Eastern’s AAHM kickoff shared historic African American figures

Qwen+Collins%2C+a+junior+nursing+major%2C+tries+to+win+different+prizes+by+playing+Black+History+Bingo+Monday+night+for+the+African+American+Heritage+Month+Kickoff+event.

Ashanti Thomas

Qwen Collins, a junior nursing major, tries to win different prizes by playing Black History Bingo Monday night for the African American Heritage Month Kickoff event.

Katja Benz, Campus Reporter

Eastern’s University Board kicked off Black History Month Jan. 31 with a bingo tournament featuring historic and prominent African American figures.

Destiny Dye, senior early childhood education major and organizer of the event, said featuring these individuals was intentional. Dye also said that the colors at the event meant something.

“I think this was an excellent way to kick off Black History Month,” Dye said. “Because who doesn’t love bingo of course, and our bingo cards actually have historical figures who have made an impact not only on us as black people, but on the world as a whole. We have green, yellow and red tablecloths to show the significance of the colors that we have, the red and black and green balloons. I just thought this was a fun way. I was brainstorming a lot of ideas, but this is probably the best one because this one I know is gonna get everybody out.”

Even though Black History Month starts on Feb. 1, this event was a kick off for the other events throughout the month of February.

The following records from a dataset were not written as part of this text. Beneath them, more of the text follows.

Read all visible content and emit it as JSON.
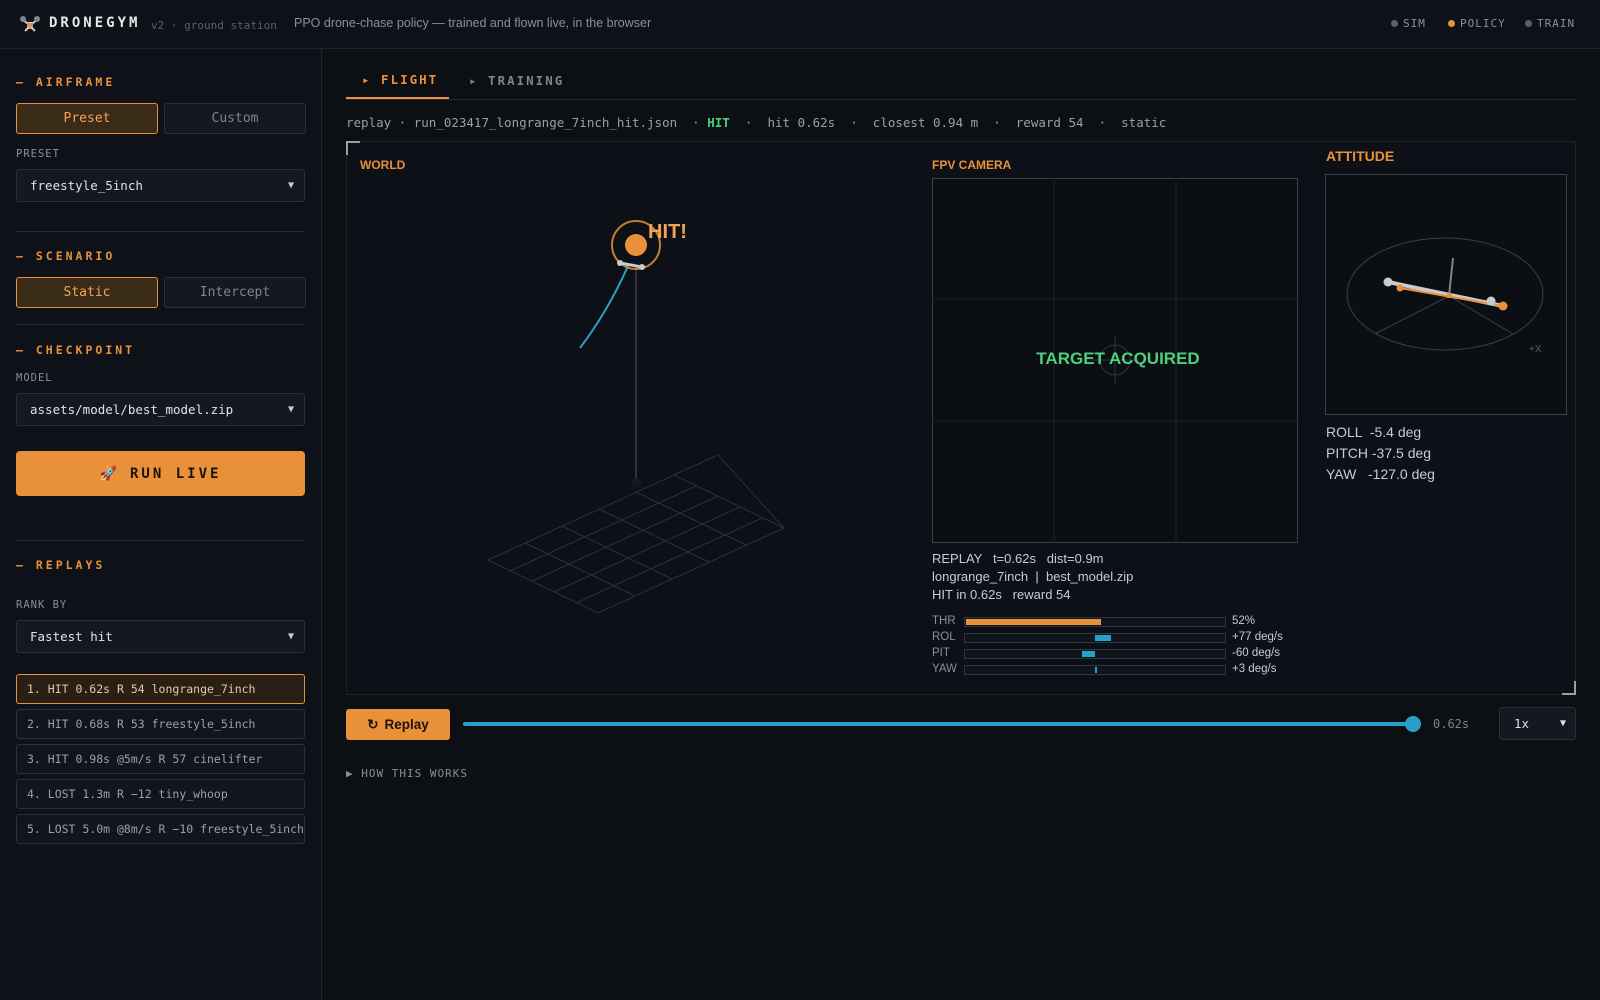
{
  "header": {
    "brand": "DRONEGYM",
    "version": "v2 · ground station",
    "tagline": "PPO drone-chase policy — trained and flown live, in the browser",
    "status": [
      {
        "label": "SIM",
        "color": "#5a616b"
      },
      {
        "label": "POLICY",
        "color": "#e8913a"
      },
      {
        "label": "TRAIN",
        "color": "#5a616b"
      }
    ]
  },
  "sidebar": {
    "airframe": {
      "title": "AIRFRAME",
      "preset_btn": "Preset",
      "custom_btn": "Custom",
      "preset_label": "PRESET",
      "preset_value": "freestyle_5inch"
    },
    "scenario": {
      "title": "SCENARIO",
      "static_btn": "Static",
      "intercept_btn": "Intercept"
    },
    "checkpoint": {
      "title": "CHECKPOINT",
      "model_label": "MODEL",
      "model_value": "assets/model/best_model.zip"
    },
    "run_live": "RUN LIVE",
    "replays": {
      "title": "REPLAYS",
      "rank_label": "RANK BY",
      "rank_value": "Fastest hit",
      "items": [
        "1. HIT 0.62s R 54 longrange_7inch",
        "2. HIT 0.68s R 53 freestyle_5inch",
        "3. HIT 0.98s @5m/s R 57 cinelifter",
        "4. LOST 1.3m R −12 tiny_whoop",
        "5. LOST 5.0m @8m/s R −10 freestyle_5inch"
      ]
    }
  },
  "main": {
    "tabs": [
      "▸ FLIGHT",
      "▸ TRAINING"
    ],
    "info": {
      "prefix": "replay · run_023417_longrange_7inch_hit.json  · ",
      "result": "HIT",
      "suffix": "  ·  hit 0.62s  ·  closest 0.94 m  ·  reward 54  ·  static"
    },
    "world": {
      "label": "WORLD",
      "hit_text": "HIT!"
    },
    "fpv": {
      "label": "FPV CAMERA",
      "acquired": "TARGET ACQUIRED",
      "line1": "REPLAY   t=0.62s   dist=0.9m",
      "line2": "longrange_7inch  |  best_model.zip",
      "line3": "HIT in 0.62s   reward 54",
      "bars": [
        {
          "label": "THR",
          "value": "52%",
          "fraction": 0.52,
          "centered": false,
          "color": "#e8913a"
        },
        {
          "label": "ROL",
          "value": "+77 deg/s",
          "fraction": 0.06,
          "centered": true,
          "color": "#2aa0c8"
        },
        {
          "label": "PIT",
          "value": "-60 deg/s",
          "fraction": -0.05,
          "centered": true,
          "color": "#2aa0c8"
        },
        {
          "label": "YAW",
          "value": "+3 deg/s",
          "fraction": 0.0,
          "centered": true,
          "color": "#2aa0c8"
        }
      ]
    },
    "attitude": {
      "label": "ATTITUDE",
      "axis_label": "+X",
      "roll": "ROLL  -5.4 deg",
      "pitch": "PITCH -37.5 deg",
      "yaw": "YAW   -127.0 deg"
    },
    "playback": {
      "replay_btn": "Replay",
      "time": "0.62s",
      "progress": 1.0,
      "speed": "1x"
    },
    "how": "HOW THIS WORKS"
  },
  "colors": {
    "accent": "#e8913a",
    "hit_green": "#4ed07a",
    "trail_blue": "#2aa0c8"
  }
}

Tatianna Lemon, a sophomore early childhood education major, said going to kickoff events like this one, help black students come together.

“I feel like since Black History Month is approaching soon, it’s important for African American students like me and other people to get involved because as a person who goes to a public white institution, it’s kind of hard to be with people who are like you,” Lemon said. “It’s hard. You feel like a number sometimes.”

Lemon, who decided to attend the event after seeing a poster for it in an elevator, said that helped. 

Lemon continued by saying that she thought having the poster in the elevator put the event out there for students.

“I feel like putting them in the elevator [helped],” Lemon said. “I felt like that was a great way to get people to come. Having it online as well; have your RA or friends tell you about the events just going on campus.”

The events can also bring the campus community together. Dye thinks that these events are important because it shows support for groups across campus.

“I think it’s good to just show that we are here to support one another as well,” Dye said. “I’ll go and support people, organizations that I don’t even know anything about, so I think it’s really to support and to show people that you care. And you go to events sometimes and then you might end up being on their board or in an organization that you end up joining just from going and having a good time and having that experience and being welcomed by whoever’s hosted.”

Aside from having these experiences, Lemon thinks it is important for people to do their own research on black history.

“First, I feel like they should one if they really [don’t] know much history about African American people, they should probably do some research,” Lemon said. “Try to ask questions to friends or other groups, so they won’t just discriminate or be a little bit rude or ask rude questions about the history, so they can have more knowledge about it.”

Lemon also thought the bingo cards were impactful. “I feel like they did a great job with having the bingo cards with the different and powerful, impactful black African American men and women on there so people can know more information about them,” Lemon said.

 

Katja Benz can be reached at 581-2812 or at [email protected]